TASK DIRECTIONS >>
Retype all of the data exactly as given.

MATERIAL FOR THIS TASK >>
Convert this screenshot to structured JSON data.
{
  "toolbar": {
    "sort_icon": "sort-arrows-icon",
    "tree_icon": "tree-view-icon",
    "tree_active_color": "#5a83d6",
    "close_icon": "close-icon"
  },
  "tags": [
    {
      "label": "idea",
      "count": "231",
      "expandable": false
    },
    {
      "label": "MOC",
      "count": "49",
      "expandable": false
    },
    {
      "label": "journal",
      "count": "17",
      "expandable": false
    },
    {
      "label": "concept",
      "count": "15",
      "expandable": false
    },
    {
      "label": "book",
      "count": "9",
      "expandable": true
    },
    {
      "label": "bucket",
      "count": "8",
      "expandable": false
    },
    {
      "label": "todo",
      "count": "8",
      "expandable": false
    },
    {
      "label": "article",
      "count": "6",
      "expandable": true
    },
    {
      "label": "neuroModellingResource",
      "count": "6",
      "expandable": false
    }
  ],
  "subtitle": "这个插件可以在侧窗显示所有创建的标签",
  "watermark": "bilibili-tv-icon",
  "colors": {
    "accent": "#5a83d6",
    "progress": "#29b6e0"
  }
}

ANSWER BOX >>
Convert this screenshot to structured JSON data.
{
  "toolbar": {
    "sort_icon": "sort-arrows-icon",
    "tree_icon": "tree-view-icon",
    "tree_active_color": "#5a83d6",
    "close_icon": "close-icon"
  },
  "tags": [
    {
      "label": "idea",
      "count": "231",
      "expandable": false
    },
    {
      "label": "MOC",
      "count": "49",
      "expandable": false
    },
    {
      "label": "journal",
      "count": "17",
      "expandable": false
    },
    {
      "label": "concept",
      "count": "15",
      "expandable": false
    },
    {
      "label": "book",
      "count": "9",
      "expandable": true
    },
    {
      "label": "bucket",
      "count": "8",
      "expandable": false
    },
    {
      "label": "todo",
      "count": "8",
      "expandable": false
    },
    {
      "label": "article",
      "count": "6",
      "expandable": true
    },
    {
      "label": "neuroModellingResource",
      "count": "6",
      "expandable": false
    }
  ],
  "subtitle": "这个插件可以在侧窗显示所有创建的标签",
  "watermark": "bilibili-tv-icon",
  "colors": {
    "accent": "#5a83d6",
    "progress": "#29b6e0"
  }
}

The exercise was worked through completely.